- **Task data**:
————
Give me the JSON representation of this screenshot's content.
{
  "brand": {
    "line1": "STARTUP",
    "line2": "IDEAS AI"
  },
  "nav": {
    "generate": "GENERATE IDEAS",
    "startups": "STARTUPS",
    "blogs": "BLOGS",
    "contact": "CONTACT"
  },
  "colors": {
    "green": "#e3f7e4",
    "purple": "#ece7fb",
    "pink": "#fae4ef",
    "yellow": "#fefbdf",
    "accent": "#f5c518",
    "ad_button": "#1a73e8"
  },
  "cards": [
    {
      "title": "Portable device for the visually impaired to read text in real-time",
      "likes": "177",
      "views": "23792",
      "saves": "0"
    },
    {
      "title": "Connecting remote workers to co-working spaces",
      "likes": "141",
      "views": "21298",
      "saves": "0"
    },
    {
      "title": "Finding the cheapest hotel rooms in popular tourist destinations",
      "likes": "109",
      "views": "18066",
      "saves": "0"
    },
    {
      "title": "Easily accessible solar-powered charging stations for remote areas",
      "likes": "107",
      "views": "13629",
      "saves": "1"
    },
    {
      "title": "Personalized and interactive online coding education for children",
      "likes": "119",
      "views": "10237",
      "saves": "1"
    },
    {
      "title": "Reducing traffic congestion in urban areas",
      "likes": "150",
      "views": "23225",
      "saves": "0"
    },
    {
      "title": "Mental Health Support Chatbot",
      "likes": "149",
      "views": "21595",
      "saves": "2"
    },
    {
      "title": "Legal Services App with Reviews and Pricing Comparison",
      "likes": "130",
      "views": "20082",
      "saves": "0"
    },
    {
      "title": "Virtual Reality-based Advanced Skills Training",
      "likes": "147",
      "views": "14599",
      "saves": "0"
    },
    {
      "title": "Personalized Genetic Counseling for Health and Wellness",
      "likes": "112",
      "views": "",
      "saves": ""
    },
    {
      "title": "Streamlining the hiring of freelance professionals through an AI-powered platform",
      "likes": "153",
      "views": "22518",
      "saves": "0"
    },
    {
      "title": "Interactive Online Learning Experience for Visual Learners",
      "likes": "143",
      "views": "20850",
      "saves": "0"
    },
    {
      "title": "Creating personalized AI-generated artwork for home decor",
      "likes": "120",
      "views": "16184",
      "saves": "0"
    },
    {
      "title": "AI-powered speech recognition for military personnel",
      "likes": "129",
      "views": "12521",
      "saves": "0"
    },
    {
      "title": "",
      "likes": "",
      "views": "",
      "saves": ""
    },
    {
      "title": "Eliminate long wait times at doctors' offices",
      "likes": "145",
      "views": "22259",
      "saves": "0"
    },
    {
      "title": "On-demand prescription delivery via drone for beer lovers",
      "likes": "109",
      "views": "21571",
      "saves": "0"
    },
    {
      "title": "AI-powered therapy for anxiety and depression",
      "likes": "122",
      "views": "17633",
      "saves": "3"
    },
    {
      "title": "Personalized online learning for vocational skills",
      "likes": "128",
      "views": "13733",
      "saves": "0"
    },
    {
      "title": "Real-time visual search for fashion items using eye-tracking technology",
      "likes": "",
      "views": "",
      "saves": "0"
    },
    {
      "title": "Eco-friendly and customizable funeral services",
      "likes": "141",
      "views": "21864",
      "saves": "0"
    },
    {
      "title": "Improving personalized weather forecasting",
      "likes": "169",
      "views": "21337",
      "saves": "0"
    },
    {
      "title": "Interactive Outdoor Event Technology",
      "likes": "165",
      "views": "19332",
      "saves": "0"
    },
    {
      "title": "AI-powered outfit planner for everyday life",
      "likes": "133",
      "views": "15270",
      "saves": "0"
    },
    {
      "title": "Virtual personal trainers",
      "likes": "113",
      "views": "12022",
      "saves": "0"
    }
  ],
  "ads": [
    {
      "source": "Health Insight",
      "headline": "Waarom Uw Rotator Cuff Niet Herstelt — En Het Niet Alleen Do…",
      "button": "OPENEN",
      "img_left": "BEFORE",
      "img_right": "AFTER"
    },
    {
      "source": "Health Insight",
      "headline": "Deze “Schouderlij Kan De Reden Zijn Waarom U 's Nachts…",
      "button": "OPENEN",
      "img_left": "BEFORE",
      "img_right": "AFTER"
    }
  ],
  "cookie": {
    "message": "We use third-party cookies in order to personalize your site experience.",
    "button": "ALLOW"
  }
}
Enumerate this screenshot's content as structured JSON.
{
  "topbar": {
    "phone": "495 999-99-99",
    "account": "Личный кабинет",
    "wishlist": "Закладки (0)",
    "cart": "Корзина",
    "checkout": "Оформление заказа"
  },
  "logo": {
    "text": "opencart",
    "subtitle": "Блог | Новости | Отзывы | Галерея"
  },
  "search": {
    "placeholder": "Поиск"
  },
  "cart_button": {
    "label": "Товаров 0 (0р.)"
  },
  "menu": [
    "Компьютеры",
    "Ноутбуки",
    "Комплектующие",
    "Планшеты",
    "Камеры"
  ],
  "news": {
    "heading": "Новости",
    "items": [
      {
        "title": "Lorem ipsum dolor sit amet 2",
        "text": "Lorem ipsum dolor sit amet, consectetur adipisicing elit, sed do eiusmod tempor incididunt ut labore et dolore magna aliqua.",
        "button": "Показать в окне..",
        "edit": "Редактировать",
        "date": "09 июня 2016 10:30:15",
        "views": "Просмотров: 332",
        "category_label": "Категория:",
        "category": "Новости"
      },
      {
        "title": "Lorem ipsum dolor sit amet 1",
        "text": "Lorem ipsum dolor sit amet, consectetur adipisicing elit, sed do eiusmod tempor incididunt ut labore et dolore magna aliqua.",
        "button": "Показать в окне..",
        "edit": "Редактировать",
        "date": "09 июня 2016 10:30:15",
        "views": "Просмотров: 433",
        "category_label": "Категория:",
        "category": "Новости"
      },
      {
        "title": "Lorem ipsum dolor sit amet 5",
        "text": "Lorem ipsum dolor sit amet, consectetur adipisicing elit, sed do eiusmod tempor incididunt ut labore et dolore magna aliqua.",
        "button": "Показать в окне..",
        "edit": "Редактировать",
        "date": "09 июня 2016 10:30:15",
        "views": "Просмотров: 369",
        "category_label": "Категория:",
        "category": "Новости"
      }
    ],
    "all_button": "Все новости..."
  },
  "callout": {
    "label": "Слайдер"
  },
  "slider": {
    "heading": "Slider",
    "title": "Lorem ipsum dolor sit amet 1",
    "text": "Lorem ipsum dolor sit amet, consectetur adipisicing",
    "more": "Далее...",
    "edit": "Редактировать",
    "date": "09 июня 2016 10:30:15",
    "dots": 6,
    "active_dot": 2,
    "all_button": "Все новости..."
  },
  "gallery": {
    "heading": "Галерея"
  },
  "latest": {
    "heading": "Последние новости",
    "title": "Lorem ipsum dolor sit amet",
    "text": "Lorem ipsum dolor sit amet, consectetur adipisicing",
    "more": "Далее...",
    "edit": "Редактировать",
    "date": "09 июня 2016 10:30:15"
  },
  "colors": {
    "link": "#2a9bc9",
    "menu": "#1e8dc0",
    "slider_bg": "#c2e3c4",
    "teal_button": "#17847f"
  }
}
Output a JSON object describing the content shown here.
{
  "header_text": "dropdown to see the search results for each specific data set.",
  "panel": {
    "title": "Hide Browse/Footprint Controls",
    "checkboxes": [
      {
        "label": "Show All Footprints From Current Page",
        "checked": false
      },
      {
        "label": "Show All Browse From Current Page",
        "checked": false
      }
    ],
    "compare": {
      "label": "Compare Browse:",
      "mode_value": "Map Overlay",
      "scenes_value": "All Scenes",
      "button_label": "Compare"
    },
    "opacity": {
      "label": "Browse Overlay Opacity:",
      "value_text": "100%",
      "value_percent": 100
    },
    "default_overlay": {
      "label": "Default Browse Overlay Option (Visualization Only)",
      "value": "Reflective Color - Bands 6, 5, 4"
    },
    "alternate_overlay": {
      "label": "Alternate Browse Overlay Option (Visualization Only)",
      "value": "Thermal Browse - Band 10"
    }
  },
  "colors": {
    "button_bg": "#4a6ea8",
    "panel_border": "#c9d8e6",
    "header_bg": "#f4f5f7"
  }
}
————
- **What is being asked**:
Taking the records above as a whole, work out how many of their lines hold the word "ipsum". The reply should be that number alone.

- **Answer to this exercise**:
10